Don’t be fooled by the driver, it is his or her co-driver - the navigator - that controls the rally car.
Motor rally contests are an exciting adventure. For the fans, it is a beautiful, exciting spectacle. For those in the driver’s seat, however, it is a different kettle of fish; full of bumps and humps, false starts and several surprises. Joshua Kato, a New Vision journalist and rally driver, shares his experience behind the wheels of a rally car with his navigator Japheth Lugayizi. What is it like to be in the cockpit?
I first drove a rally car in 2012. I mainly did sprints (short circuits) in Lubiri, Garuga, Busiika and Festino, plus a few route openings and ‘sweepings’. By 2016, I had done about 15 events, driving mostly two-wheel drive (2WD) cars. I have done quite a few since.
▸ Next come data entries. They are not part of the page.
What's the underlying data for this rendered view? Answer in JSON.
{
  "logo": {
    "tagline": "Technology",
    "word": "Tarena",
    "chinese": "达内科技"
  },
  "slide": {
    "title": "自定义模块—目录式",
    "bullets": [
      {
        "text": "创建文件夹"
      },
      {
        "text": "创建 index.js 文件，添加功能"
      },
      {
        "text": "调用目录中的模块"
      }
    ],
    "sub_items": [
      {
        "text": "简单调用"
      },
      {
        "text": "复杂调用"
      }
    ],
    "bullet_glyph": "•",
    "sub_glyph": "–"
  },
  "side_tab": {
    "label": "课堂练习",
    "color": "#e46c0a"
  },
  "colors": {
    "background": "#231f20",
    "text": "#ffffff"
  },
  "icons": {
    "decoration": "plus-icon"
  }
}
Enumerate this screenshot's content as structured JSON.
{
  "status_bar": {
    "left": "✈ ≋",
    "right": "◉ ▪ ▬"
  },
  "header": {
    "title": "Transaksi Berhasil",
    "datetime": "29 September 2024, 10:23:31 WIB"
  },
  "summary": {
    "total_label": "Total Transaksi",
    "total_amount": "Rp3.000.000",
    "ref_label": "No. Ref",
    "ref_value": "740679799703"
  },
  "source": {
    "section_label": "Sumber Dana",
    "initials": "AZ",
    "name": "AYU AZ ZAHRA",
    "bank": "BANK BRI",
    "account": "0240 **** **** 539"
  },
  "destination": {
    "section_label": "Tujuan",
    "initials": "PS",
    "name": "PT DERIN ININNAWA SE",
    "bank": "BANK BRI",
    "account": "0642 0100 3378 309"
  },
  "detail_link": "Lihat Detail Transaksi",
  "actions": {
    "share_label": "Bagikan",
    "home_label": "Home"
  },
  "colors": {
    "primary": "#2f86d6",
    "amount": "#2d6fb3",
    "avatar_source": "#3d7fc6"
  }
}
My experience driving a rally car is one of adventure, trepidation, great fun and risks.
It is a navigator’s world
Don’t be fooled by the driver. It is their co-driver - the navigator - that controls the rally car.
The navigator is the difference between success and failure - overshooting or even rolling over. If they are bad, then the driver becomes bad too. Good navigators even determine which gear a driver should engage at a given time, when to use the hand brake and when not to. They determine the speed of the car at a given time and section too.
As a driver, your role is to listen and implement the navigator’s instructions. This calls for patience and alertness. If you miss their instructions, they might scream at you. It can sometimes get frustrating - even annoying. But you hang in there. Lest you lose.
Tense moments in the driver’s seat
In the video below, I negotiate the Nsimbe rally with my navigator, Japheth Lugayizi. The year was 2016. You clearly hear Lugayizi telling me to listen to what he says.
“Bwenkugamba 'calm down', wuliriliza ("When I ask you to calm down, please listen"). Of course, the adrenaline rises the moment you take the bucket seat behind the wheel. But you need to listen to the navigator if you are to complete a race.
One particularly tense moment during this race was at a pothole-filled T-junction surrounded by spectators. It was tough. The car speed rose to over 100km per hour.
Lugayizi became jittery. He told me to shift down to gear number 2 and pull the handbrake. Indeed, I pulled it but a bit harder. The car did a 180-degree turn to the left, and another to the right, before correcting into a long straight for about 150 metres.
It then slowed down.
The track - approximately 7.5km - had everything to test the will and zeal of a rally driver. Because the first kilometre was on grass and I did not have standard rally tyres, I had to drive with a lot of caution.
The rest of the section had potholes filled with muddy water, which sometimes hit the windscreen and blurred my view. The first run had gone on well until the car sucked in water and the engine stopped.
We lost three minutes trying to re-start it. When it did, the car following us had reached our tail. For the rest of the section, we raced on as it followed us. We had gained some distance before overshooting the turn into the grass.
The cryptic pacenotes
If you listen carefully, you hear Lugayizi, my navigator, barking out instructions. He reads from calligraphy-looking inscriptions used in motor rally races. These are called pacenotes.
Pacenotes are made by crews during recceing. Drivers make their notes according to their personal abilities and those of their cars. For example, faster drivers will record a slow left as an 'Easy Left' and vice-versa.
An ‘Easy Left’ (EL) for a four-wheel drive (4WD) car, such as most Subarus and Mitsubishi Evos, is a ‘Slow Left’ for two-wheel drive (2WD) cars, such as the Toyota FX, Run X or Starlet.
Some 2WD drivers are known to use pacenotes drawn by 4WD crews. However, they must do it carefully. 4WD cars take corners much easier because they get extra grip, thanks to the power in all four of their wheels, while 2WDs have power in only two wheels and tend to lose power and grip more in corners the “Triple Caution” warning is common in rally driving. This is a situation on the road where the driver must drive carefully and reduce speed. It may be a huge hump or a set of potholes.
However, a 'Triple Caution' for a 2WD may not be a 'Triple Caution' for a Subaru N12, like the one owned Ponsiano Lwakataka or the many EvoXs, like the one driven by Jas Mangat and Christadis Fitidis.
It is difficult, nerve-wracking and stressful, but above all, rally driving is fun.
(Compiled by Stephen Ssenkaaba)